And Boehner’s strategy to force Senate Democrats to lead on some of the biggest issues facing the nation, including guns, immigration and fiscal policy, means that Senate Republicans now find themselves on the frontlines.
Boehner and McConnell have a good working relationship and House leaders are reaching out to senators in an attempt to better integrate their messaging and legislative strategies, aides say.
House Republicans are trying to avoid a repeat of last year when their Senate colleagues allowed Democrats to pass legislation that raised taxes on households making more than $250,000. Democrats used the bill as a political cudgel to beat Republicans for wanting to protect the rich at the expense of the middle class.
Republicans in the House want their Senate compatriots to help craft legislation that can also pass in the lower chamber. As one senior House GOP aide put it, sometimes they’ll have to take 60 percent of what they want and call it a win.
And part of that strategy includes forcing Democrats to make good on their promise to take legislation through the regular process from committee to floor debate. And to help make sure that happens on fiscal issues, McConnell has said he is not going to play the role of 11th-hour closer that he has over the past few years.
“I'm not interested in an 11th hour negotiation,” McConnell said last week. “My view, and I believe the view of overwhelming majority of Senate Republicans is that we ought to keep the commitment we made a year and a half ago, and that is to achieve this amount of spending reduction without raising taxes in this coming year.”
McConnell’s not-so-subtle message to Democrats, according to a senior GOP Senate aide, “We’re not going to be here to bail you out at the end.”
In fact, GOP aides regularly point out that Democratic Senate Majority Leader Harry Reid and President Obama haven’t passed much sweeping legislation since they lost their grip on the House two years ago. Indeed, some of Obama’s biggest legislative achievements, healthcare and Wall Street reforms to name two, came during the president’s first two years in office when Democrats controlled Washington.
This year, Reid has made it clear that he wants to run some of Obama’s biggest ticket priorities through regular order -- a promise about which one GOP Senate aide said, “We’ll believe it when we see it.”
But Reid does need some Republican support to pass any sweeping legislation through his chamber and that’s where the GOP sees opportunity. A full debate on the Senate floor that allows Republicans to offer amendments and put votes on the record gives the GOP a chance to influence legislation and grab some spotlight for their ideas.
“It can’t just be about why Obama sucks,” one senior GOP Senate aide said. “It has to be about why Republicans should be trusted with more seats … and getting back to what we’re for and what we’re gonna do.”

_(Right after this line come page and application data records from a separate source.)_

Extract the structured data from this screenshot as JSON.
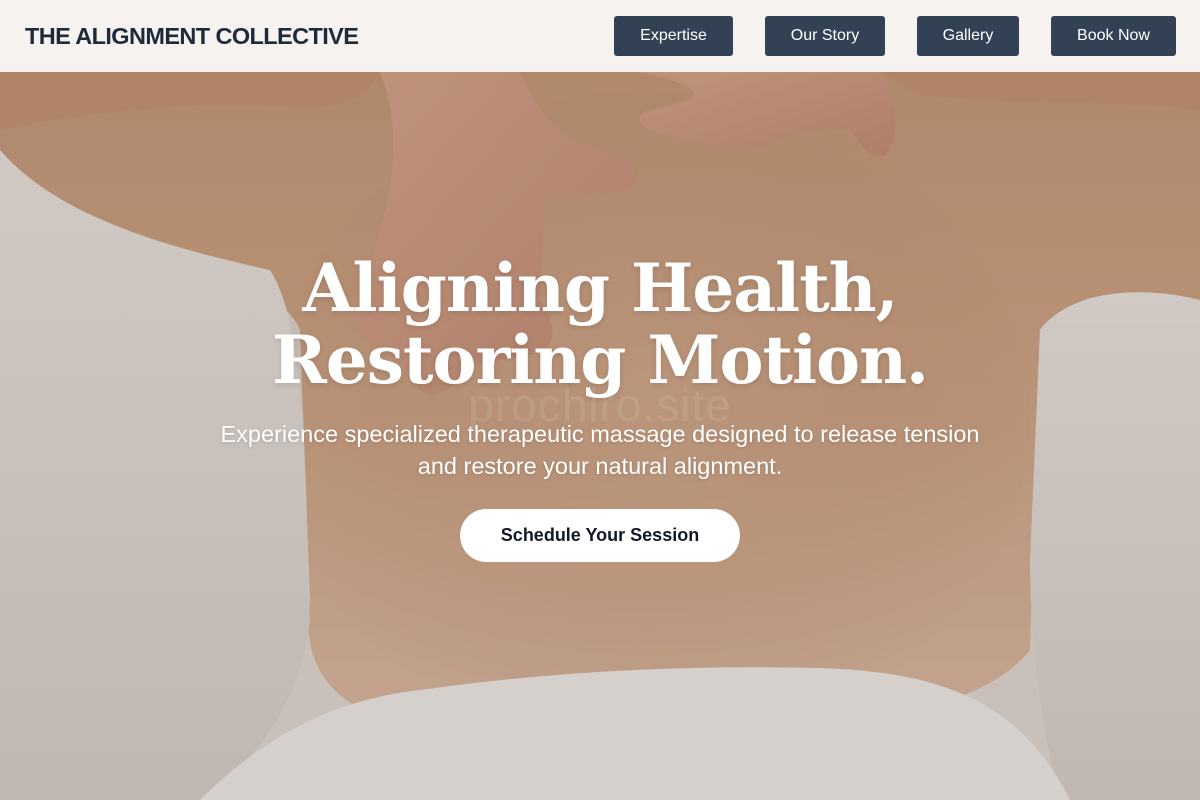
{
  "header": {
    "brand": "THE ALIGNMENT COLLECTIVE",
    "nav": [
      {
        "label": "Expertise"
      },
      {
        "label": "Our Story"
      },
      {
        "label": "Gallery"
      },
      {
        "label": "Book Now"
      }
    ]
  },
  "hero": {
    "title_line1": "Aligning Health,",
    "title_line2": "Restoring Motion.",
    "watermark": "prochiro.site",
    "subtitle_line1": "Experience specialized therapeutic massage designed to release tension",
    "subtitle_line2": "and restore your natural alignment.",
    "cta": "Schedule Your Session"
  },
  "colors": {
    "nav_button_bg": "#334155",
    "brand_text": "#1f2a3a",
    "cta_bg": "#ffffff",
    "cta_text": "#111827"
  }
}
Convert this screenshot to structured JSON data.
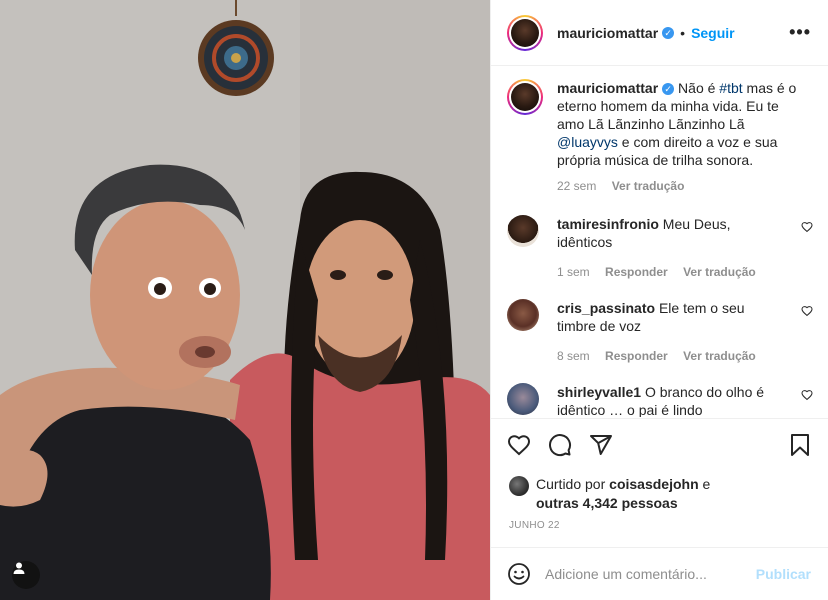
{
  "post": {
    "username": "mauriciomattar",
    "verified": true,
    "follow_label": "Seguir",
    "dot": "•",
    "more_label": "•••",
    "caption": {
      "prefix": "Não é ",
      "hashtag": "#tbt",
      "middle": " mas é o eterno homem da minha vida. Eu te amo Lã Lãnzinho Lãnzinho Lã ",
      "mention": "@luayvys",
      "suffix": " e com direito a voz e sua própria música de trilha sonora.",
      "time": "22 sem",
      "translate": "Ver tradução"
    }
  },
  "comments": [
    {
      "user": "tamiresinfronio",
      "text": "Meu Deus, idênticos",
      "time": "1 sem",
      "reply": "Responder",
      "translate": "Ver tradução",
      "avatar_color": "#3b2a22"
    },
    {
      "user": "cris_passinato",
      "text": "Ele tem o seu timbre de voz",
      "time": "8 sem",
      "reply": "Responder",
      "translate": "Ver tradução",
      "avatar_color": "#7a4a3a"
    },
    {
      "user": "shirleyvalle1",
      "text": "O branco do olho é idêntico … o pai é lindo",
      "time": "",
      "reply": "",
      "translate": "",
      "avatar_color": "#4a5a7a"
    }
  ],
  "likes": {
    "prefix": "Curtido por",
    "user": "coisasdejohn",
    "and": "e",
    "others": "outras 4,342 pessoas"
  },
  "date": "JUNHO 22",
  "add_comment": {
    "placeholder": "Adicione um comentário...",
    "publish_label": "Publicar"
  },
  "icons": {
    "like": "heart-icon",
    "comment": "comment-icon",
    "share": "share-icon",
    "save": "bookmark-icon",
    "emoji": "emoji-icon",
    "tag": "user-tag-icon"
  },
  "colors": {
    "accent": "#0095f6",
    "publish_disabled": "#b2dffc",
    "muted": "#8e8e8e",
    "link": "#00376b"
  }
}
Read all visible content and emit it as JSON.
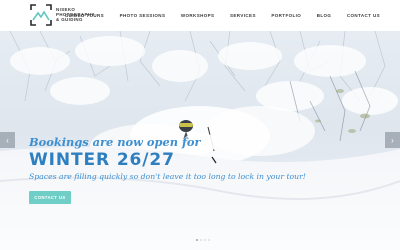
{
  "logo": {
    "lines": [
      "NISEKO",
      "PHOTOGRAPHY",
      "& GUIDING"
    ],
    "icon": "mountain-frame-logo"
  },
  "nav": {
    "items": [
      "GUIDED TOURS",
      "PHOTO SESSIONS",
      "WORKSHOPS",
      "SERVICES",
      "PORTFOLIO",
      "BLOG",
      "CONTACT US"
    ]
  },
  "hero": {
    "headline_1": "Bookings are now open for",
    "headline_2": "WINTER 26/27",
    "subhead": "Spaces are filling quickly so don't leave it too long to lock in your tour!",
    "cta": "CONTACT US",
    "prev_icon": "chevron-left-icon",
    "next_icon": "chevron-right-icon",
    "slides_count": 4,
    "active_slide": 1
  },
  "colors": {
    "accent_blue": "#2e7fc0",
    "cta_teal": "#6fcfc7",
    "nav_text": "#3a3a3a"
  }
}
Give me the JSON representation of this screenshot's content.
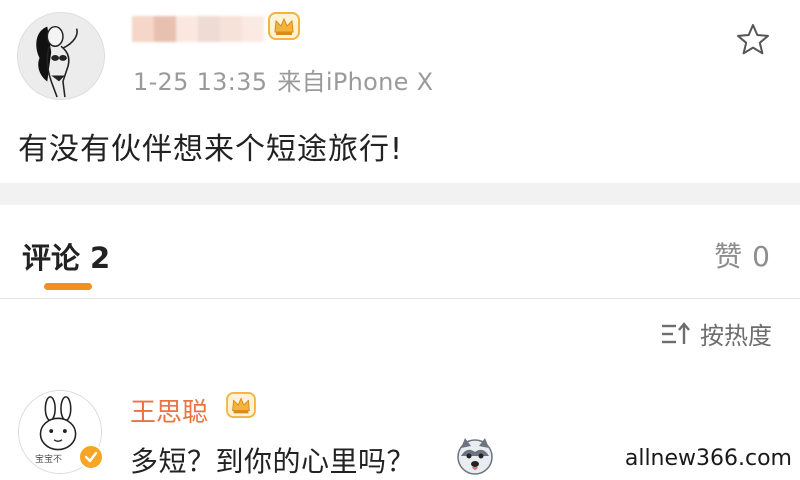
{
  "post": {
    "username_blurred": "",
    "timestamp": "1-25 13:35",
    "source": "来自iPhone X",
    "text": "有没有伙伴想来个短途旅行!",
    "icons": [
      "avatar",
      "crown-icon",
      "star-icon"
    ]
  },
  "comments_tab": {
    "label": "评论",
    "count": "2"
  },
  "likes_tab": {
    "label": "赞",
    "count": "0"
  },
  "sort": {
    "label": "按热度",
    "icon": "sort-icon"
  },
  "comment": {
    "author": "王思聪",
    "text": "多短？到你的心里吗？",
    "avatar_caption": "宝宝不",
    "icons": [
      "crown-icon",
      "verified-badge-icon",
      "husky-emoji-icon"
    ]
  },
  "watermark": "allnew366.com",
  "colors": {
    "accent_orange": "#f08f24",
    "author_name": "#eb7340",
    "meta_gray": "#9a9a9a",
    "band_gray": "#f2f2f2",
    "crown_gold": "#f3b33d"
  }
}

Republicans are trying to get back to basics, talking in philosophical broad strokes and relinquishing the day-to-day battle they waged against Obama during the campaign.

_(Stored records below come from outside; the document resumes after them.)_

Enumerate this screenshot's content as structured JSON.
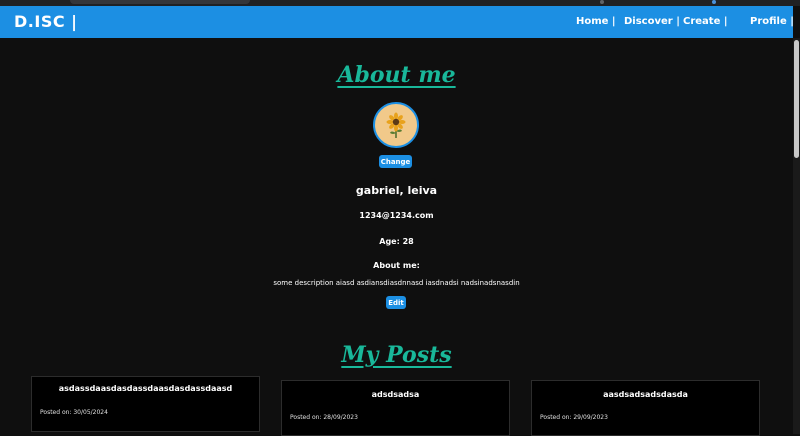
{
  "nav": {
    "brand": "D.ISC |",
    "links": [
      "Home |",
      "Discover |",
      "Create |",
      "Profile |"
    ]
  },
  "about": {
    "heading": "About me",
    "change_button": "Change",
    "name": "gabriel, leiva",
    "email": "1234@1234.com",
    "age": "Age: 28",
    "about_label": "About me:",
    "description": "some description aiasd asdiansdiasdnnasd iasdnadsi nadsinadsnasdin",
    "edit_button": "Edit"
  },
  "posts": {
    "heading": "My Posts",
    "items": [
      {
        "title": "asdassdaasdasdassdaasdasdassdaasd",
        "date": "Posted on: 30/05/2024"
      },
      {
        "title": "adsdsadsa",
        "date": "Posted on: 28/09/2023"
      },
      {
        "title": "aasdsadsadsdasda",
        "date": "Posted on: 29/09/2023"
      }
    ]
  },
  "colors": {
    "navbar": "#1c8fe3",
    "accent_heading": "#19b89a",
    "background": "#0f0f0f",
    "avatar_bg": "#f1c98a"
  },
  "icons": {
    "avatar_image": "sunflower-icon"
  }
}
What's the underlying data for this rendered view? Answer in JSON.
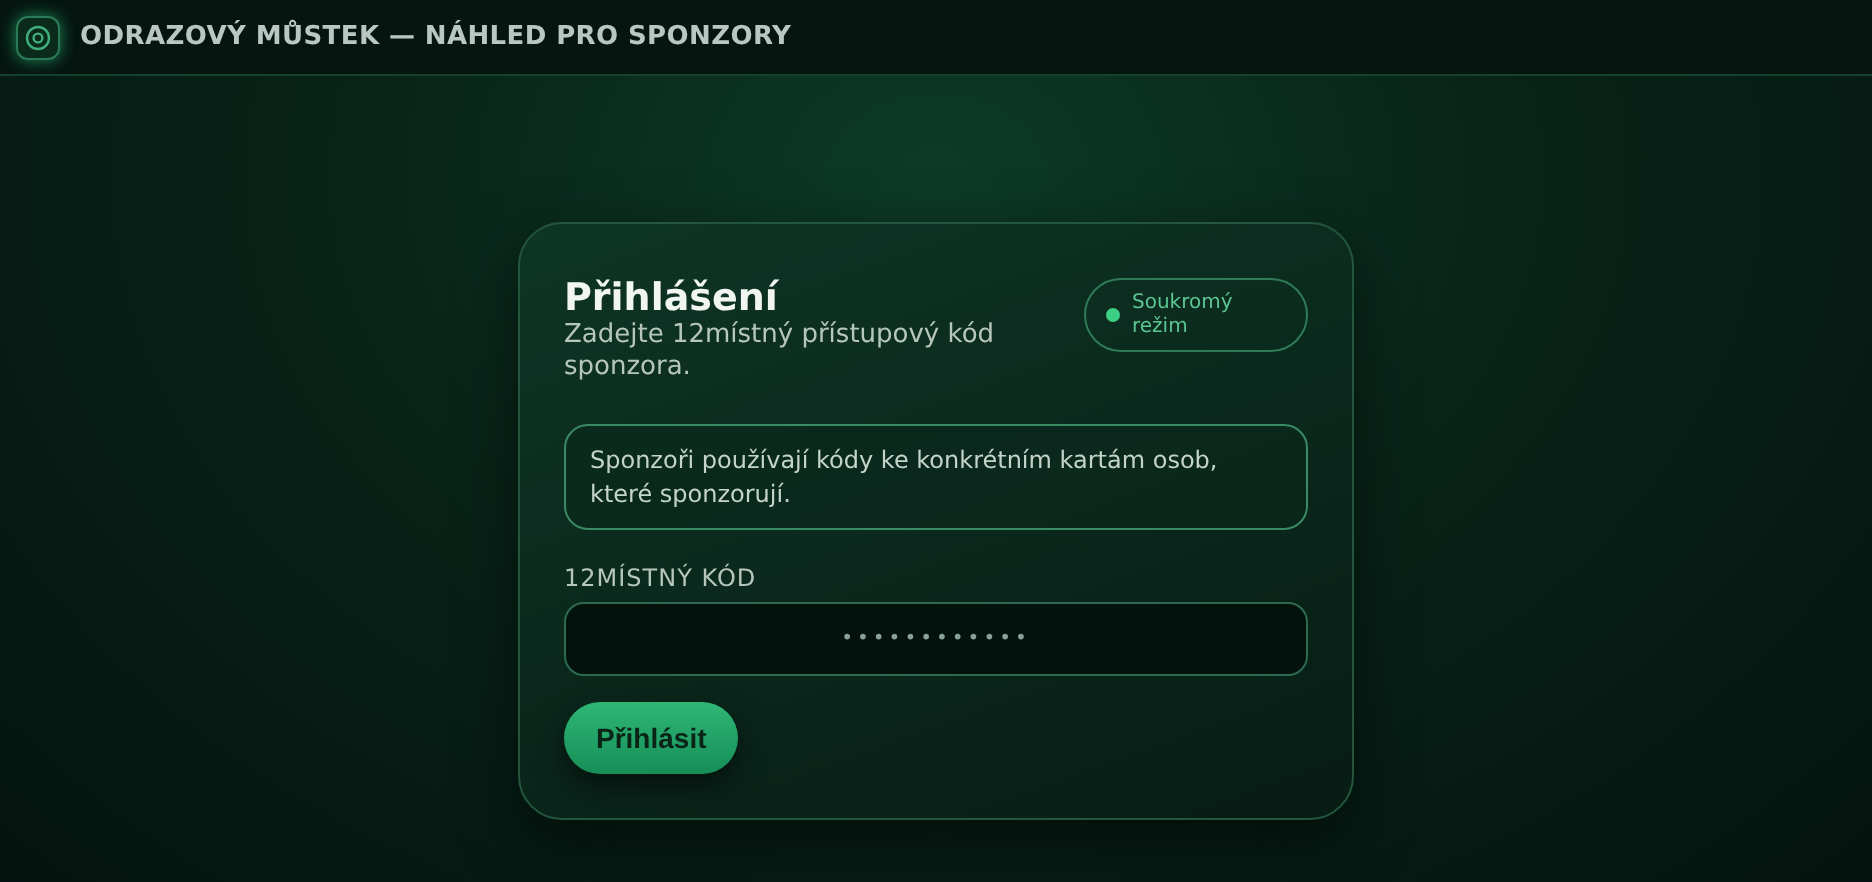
{
  "header": {
    "title": "ODRAZOVÝ MŮSTEK — NÁHLED PRO SPONZORY"
  },
  "login": {
    "title": "Přihlášení",
    "subtitle": "Zadejte 12místný přístupový kód sponzora.",
    "badge": {
      "label": "Soukromý režim",
      "on": true
    },
    "notice": "Sponzoři používají kódy ke konkrétním kartám osob, které sponzorují.",
    "code_field": {
      "label": "12MÍSTNÝ KÓD",
      "value": "••••••••••••"
    },
    "submit": "Přihlásit"
  }
}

Still, Republicans realize that between the Senate Democratic majority and Obama’s bully pulpit, they wield only so much influence. The best they can do is block and shape legislation.

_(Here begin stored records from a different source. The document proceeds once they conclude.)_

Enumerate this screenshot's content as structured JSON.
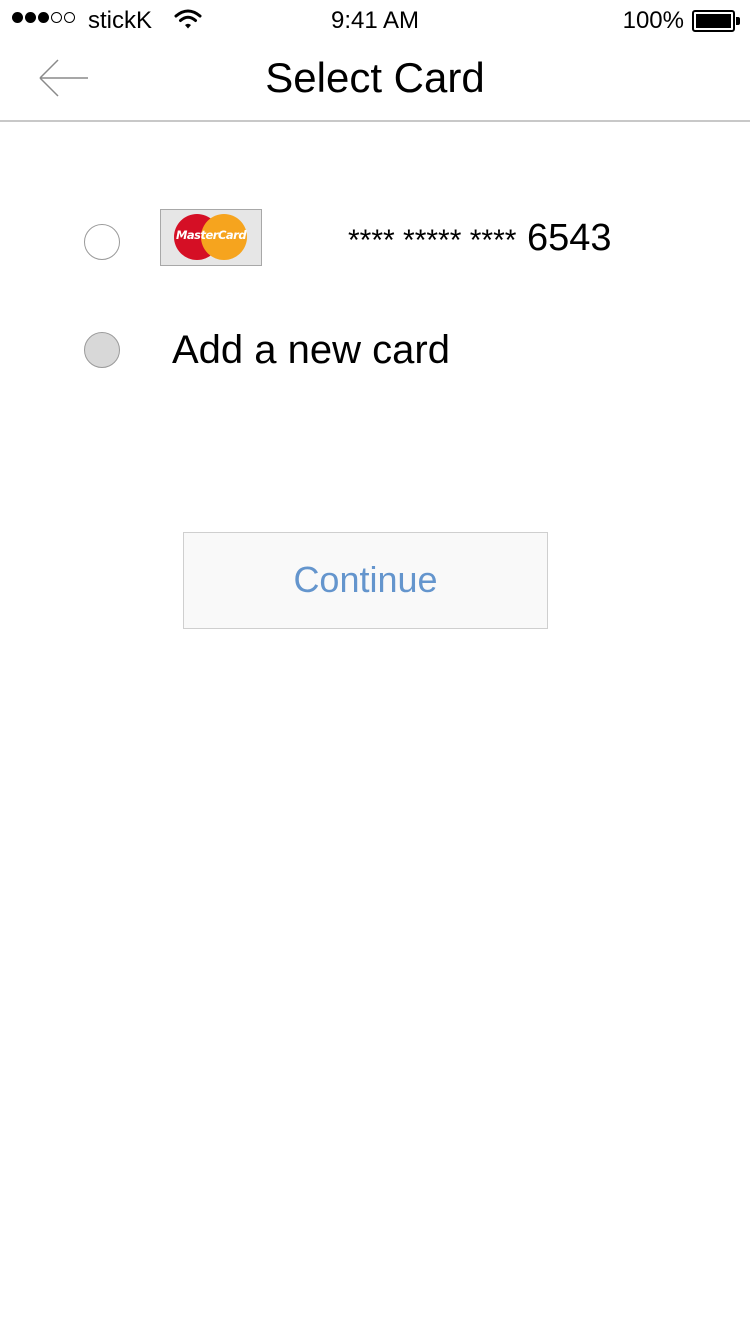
{
  "status_bar": {
    "carrier": "stickK",
    "signal": {
      "filled": 3,
      "total": 5
    },
    "wifi_icon": "wifi-icon",
    "time": "9:41 AM",
    "battery_percent": "100%",
    "battery_level": 1.0
  },
  "nav": {
    "back_icon": "arrow-left-icon",
    "title": "Select Card"
  },
  "options": [
    {
      "type": "saved-card",
      "selected": false,
      "card_brand_text": "MasterCard",
      "card_mask": "**** ***** ****",
      "card_last4": "6543"
    },
    {
      "type": "new-card",
      "selected": false,
      "label": "Add a new card"
    }
  ],
  "continue_button": {
    "label": "Continue",
    "color": "#6495cd"
  },
  "colors": {
    "mastercard_red": "#d50f25",
    "mastercard_orange": "#f6a41e",
    "divider": "#c8c8c8"
  }
}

“It’s difficult to tell you we have a grand legislative plan in the Senate when” as one senior GOP aide put it, “you don’t control things.”